‘A working countryside is hardly ever a landscape’, Raymond Williams observed fifty years ago in his book The Country and the City; for to perceive it as such is to have both the leisure and the distance from it, to aestheticize it. This essay argues that, similarly, art practices have too often been understood ‘from the outside in’: that in Cubist representations of the Mediterranean, the picturesque quality of the Riviera insinuated itself—indeed that that the influence of the decorative was so far- reaching in the inter- World War years that it co- opted avant-gardism itself, and that the Riviera was one of its vehicles for doing so.



To view the content in your browser, please download Adobe Reader or, alternately,
you may Download the file to your hard drive.

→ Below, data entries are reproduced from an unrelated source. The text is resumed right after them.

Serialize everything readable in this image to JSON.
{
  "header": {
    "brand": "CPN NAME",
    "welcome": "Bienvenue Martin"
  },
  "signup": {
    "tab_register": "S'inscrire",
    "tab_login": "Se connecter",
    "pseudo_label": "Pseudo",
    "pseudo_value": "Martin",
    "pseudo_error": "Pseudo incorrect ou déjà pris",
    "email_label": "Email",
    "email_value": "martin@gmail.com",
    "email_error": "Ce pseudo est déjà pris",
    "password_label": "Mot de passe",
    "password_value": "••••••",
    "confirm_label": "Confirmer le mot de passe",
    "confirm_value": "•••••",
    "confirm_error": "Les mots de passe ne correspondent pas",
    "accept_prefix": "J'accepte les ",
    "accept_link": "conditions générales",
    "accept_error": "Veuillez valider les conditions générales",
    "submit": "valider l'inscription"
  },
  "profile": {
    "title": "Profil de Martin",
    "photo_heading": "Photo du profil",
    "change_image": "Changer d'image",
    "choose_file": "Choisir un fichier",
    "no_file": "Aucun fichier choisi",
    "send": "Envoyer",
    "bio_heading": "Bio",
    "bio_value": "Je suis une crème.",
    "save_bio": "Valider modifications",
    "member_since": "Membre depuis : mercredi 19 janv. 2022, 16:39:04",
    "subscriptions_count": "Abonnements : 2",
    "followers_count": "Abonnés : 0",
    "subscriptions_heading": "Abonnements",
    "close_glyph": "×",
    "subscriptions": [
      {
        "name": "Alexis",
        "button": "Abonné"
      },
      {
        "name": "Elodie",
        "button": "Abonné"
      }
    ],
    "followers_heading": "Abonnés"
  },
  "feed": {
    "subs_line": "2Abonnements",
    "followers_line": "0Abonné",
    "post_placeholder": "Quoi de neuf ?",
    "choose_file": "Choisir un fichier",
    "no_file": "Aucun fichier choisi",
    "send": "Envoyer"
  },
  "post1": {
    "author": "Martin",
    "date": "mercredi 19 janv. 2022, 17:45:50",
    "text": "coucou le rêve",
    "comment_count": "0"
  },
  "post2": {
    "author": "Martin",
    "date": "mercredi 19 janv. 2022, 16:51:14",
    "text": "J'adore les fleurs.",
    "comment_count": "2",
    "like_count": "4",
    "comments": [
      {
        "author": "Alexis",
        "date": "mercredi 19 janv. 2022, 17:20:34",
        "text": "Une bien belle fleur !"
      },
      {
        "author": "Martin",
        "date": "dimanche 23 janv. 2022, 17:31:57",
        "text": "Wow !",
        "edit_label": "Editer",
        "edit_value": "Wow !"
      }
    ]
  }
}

NOTE: The latest versions of Adobe Reader do not support viewing PDF files within Firefox on Mac OS and if you are using a modern (Intel) Mac, there is no official plugin for viewing PDF files within the browser window.